Stem cells are to be used in a £45m effort to look at providing new treatments for a host of complex conditions affecting large numbers of people, including Alzheimer's, Parkinson's, autism and diabetes.
However, it’s not the stem cells themselves that would form the new treatments. Instead, the stem cells would provide a platform to transform the process of discovering new drugs.
A Europe-wide consortium of over 20 universities and 10 pharmaceutical companies, led by Oxford University and Roche, is to generate a giant resource of stem cells derived from patients' skin or blood cells.
The StemBANCC consortium aims to derive 1,500 stem cell lines from 500 patients across eight diseases, using the techniques developed by Japanese scientist Shinya Yamanaka that saw him win a share of this year’s Nobel Prize for Physiology or Medicine.
'This has been shown for two or three patients for several indications; the proof of concept is there,' says Martin Graf, StemBANCC coordinator and head of Roche's Stem Cell Platform in Basel, Switzerland, explaining the scale of the project. 'We now plan to create 1,500 iPS cell lines from 500 patients.'

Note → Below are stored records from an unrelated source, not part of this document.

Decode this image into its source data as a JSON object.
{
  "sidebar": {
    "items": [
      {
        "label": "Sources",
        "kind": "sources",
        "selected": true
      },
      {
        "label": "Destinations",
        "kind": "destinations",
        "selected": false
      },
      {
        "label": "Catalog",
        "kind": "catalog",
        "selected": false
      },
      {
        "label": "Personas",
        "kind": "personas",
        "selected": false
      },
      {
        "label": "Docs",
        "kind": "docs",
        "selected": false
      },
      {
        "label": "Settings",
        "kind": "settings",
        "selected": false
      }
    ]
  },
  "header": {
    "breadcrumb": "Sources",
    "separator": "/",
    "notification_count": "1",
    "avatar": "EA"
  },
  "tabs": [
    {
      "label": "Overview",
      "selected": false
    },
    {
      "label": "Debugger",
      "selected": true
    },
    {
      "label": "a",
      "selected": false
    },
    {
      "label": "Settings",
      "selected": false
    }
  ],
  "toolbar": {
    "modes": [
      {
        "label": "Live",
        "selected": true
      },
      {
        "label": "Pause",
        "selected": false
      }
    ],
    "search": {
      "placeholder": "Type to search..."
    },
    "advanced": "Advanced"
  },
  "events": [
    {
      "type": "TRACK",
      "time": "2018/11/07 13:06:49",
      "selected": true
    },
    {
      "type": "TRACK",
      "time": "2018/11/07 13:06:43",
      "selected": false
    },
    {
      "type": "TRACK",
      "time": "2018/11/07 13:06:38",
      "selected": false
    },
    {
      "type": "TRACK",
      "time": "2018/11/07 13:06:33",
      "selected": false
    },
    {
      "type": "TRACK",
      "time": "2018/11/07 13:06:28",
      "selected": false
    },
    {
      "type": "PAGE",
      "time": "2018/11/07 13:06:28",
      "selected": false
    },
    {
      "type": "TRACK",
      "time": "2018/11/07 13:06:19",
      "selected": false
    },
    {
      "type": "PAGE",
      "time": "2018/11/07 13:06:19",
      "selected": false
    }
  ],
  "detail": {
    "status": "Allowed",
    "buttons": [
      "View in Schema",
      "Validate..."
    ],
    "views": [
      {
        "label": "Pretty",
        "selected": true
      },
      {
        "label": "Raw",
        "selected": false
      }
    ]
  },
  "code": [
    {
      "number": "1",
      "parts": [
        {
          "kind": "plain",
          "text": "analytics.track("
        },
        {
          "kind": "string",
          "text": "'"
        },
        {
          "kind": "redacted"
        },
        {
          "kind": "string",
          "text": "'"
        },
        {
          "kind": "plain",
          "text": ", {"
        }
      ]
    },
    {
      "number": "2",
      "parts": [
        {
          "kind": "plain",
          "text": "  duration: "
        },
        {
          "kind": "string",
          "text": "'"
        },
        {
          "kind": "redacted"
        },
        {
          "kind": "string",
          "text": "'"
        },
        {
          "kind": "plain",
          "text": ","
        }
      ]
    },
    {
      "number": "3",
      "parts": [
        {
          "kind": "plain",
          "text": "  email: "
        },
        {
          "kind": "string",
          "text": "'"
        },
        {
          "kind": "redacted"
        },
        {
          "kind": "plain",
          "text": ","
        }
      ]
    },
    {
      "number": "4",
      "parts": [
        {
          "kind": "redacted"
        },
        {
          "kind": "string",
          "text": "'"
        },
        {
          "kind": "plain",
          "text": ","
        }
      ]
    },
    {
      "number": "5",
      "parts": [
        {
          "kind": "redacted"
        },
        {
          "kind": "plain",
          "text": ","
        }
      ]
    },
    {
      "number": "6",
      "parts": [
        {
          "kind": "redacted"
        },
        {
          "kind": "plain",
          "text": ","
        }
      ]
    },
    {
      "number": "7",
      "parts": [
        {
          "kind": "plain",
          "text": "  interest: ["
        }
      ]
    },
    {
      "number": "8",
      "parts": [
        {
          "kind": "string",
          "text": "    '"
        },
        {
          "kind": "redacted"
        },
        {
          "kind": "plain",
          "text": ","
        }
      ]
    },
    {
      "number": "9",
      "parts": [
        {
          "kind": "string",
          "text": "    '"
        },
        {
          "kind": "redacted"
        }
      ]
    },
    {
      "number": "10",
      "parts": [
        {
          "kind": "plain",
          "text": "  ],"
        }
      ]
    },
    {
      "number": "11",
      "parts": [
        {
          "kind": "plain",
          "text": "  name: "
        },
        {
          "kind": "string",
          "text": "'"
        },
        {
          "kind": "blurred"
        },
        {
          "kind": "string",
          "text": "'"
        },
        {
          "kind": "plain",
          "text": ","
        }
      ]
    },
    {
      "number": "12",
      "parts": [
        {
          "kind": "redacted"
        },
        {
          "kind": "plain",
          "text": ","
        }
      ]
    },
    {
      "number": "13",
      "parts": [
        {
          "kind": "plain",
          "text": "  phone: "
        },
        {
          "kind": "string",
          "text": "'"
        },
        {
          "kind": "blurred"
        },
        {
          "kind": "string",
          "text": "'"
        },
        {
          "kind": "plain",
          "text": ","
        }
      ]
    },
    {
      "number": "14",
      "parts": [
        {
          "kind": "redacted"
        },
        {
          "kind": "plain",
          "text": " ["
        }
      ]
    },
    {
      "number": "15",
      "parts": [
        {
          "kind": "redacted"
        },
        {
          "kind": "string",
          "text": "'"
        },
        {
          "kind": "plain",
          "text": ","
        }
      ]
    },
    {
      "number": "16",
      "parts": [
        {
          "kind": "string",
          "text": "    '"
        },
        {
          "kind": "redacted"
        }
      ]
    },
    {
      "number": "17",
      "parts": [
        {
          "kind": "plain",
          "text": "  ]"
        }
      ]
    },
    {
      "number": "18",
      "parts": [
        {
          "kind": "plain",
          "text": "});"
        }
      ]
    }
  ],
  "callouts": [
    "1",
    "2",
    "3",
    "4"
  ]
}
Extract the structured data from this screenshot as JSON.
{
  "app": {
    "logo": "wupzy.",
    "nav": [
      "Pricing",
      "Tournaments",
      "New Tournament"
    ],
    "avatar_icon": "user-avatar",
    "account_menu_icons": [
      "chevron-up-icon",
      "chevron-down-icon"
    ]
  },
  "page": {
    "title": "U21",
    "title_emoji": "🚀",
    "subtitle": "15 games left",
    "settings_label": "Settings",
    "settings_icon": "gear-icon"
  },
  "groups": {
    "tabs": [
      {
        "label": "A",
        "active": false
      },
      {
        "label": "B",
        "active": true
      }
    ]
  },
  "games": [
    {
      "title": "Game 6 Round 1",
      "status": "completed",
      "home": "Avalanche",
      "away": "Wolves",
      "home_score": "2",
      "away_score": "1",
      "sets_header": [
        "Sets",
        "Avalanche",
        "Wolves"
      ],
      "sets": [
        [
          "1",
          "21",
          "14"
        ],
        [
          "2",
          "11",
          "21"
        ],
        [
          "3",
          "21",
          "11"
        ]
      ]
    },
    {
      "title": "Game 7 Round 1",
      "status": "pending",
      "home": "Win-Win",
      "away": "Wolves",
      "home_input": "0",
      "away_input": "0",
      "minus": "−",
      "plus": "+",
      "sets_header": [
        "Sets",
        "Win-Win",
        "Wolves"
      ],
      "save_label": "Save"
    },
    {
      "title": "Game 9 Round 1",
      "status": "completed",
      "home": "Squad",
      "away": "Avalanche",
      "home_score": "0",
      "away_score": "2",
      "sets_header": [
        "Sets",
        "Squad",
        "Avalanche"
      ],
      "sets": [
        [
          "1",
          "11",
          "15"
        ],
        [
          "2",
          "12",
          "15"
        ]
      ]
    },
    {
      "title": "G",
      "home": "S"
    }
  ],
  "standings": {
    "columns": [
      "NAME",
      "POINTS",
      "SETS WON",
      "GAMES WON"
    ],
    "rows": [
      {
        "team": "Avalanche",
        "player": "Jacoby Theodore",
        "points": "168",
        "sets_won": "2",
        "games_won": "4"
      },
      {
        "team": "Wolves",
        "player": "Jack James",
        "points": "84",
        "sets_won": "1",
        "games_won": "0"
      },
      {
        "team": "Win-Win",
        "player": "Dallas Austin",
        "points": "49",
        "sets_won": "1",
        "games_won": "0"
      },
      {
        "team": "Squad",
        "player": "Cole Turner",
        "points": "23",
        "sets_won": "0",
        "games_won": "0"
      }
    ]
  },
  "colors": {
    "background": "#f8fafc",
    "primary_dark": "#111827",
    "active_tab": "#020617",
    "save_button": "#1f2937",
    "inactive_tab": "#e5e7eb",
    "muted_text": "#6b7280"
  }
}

The researchers will then be able to use the 'induced pluripotent' stem cells, or iPS cells, to generate different tissue types – nerve cells, heart muscle, blood vessels, liver or pancreas cells, etc – against which drug compounds can be screened.
Testing drug candidates from the start in cells derived from patients – and so are directly relevant to the disease – will be much more relevant for coming up with effective treatments, the researchers say.
This approach to drug discovery could be particularly important in the diseases the researchers are interested in, where it has proved so difficult to come up with new treatments and where the pharmaceutical industry's most promising new drug candidates have often failed in late-stage trials.
'It’s the perfect platform for finding drugs. It's superior because we are looking directly at human cells from the patient, capturing the genetic complexity of the disease,' says Dr Zameel Cader, a consultant neurologist at the University of Oxford and principal scientist of StemBANCC.
Currently, many drugs fail late on in development because the tests used in the initial stages simply do not reflect what happens when the drug is administered in patients.
It is largely standard to screen compounds in lab cell lines that are often amenable to study but are nothing like cells in patients. Promising compounds then go into studies in animals before small-scale safety trials in humans look at safety.
It is only in larger trials, and after many millions of pounds have been spent, that it becomes apparent that the drugs have little or no effect in patients.
'The drug discovery process is flawed and isn't working. It needs reshaping, and stem cells may help provide this,' says Dr Cader.
StemBANCC would provide a good supply of cells directly from patients that 'recapitulate' the disease in the lab, and against which compounds can be tested from the start, the researchers say.
Heart, kidney and liver cells would also allow toxicological screens to help spot potential side effects early.
Dr Cader explains: 'The generation of the [stem cell] bank is the easy part, relatively speaking. The harder part is to show we can identify abnormalities [in the cell lines] relevant to disease.
'We believe we will be able to see abnormalities that are there in the disease. It will be hard. But if we find them, it will be superb. We can then apply [drug] compounds into our assays [lab-based tests] and see if these compounds correct the cellular abnormalities.'
The consortium will generate iPS cells from groups of patients with the following conditions: Alzheimer's, Parkinson's, autism, schizophrenia, bipolar disorder, migraine, chronic pain and diabetes.
The intention is to make the cell lines generally available to researchers help to improve the discovery of new drugs for these hard-to-treat conditions.
'Because the stem cells can be expanded indefinitely, we can essentially produce an infinite number of these patient-derived cells to work with,' explains Dr Sally Cowley of Oxford University. 'They can be stored, shipped around the world, and potentially made accessible to any researcher anywhere.'
Dr Cowley, who runs the stem cell facility at the Oxford Stem Cell Institute, part of the Oxford Martin School, adds: 'People may be working with these cell lines for decades, if we do it right.'
The €55.6 million funding over five years is made up of €26 million from the European Union's Innovative Medicines Initiative and €21 million in 'in kind' contributions from the participating drug firms in the European pharmaceutical industry association EFPIA. Contributions from other sources make up the rest.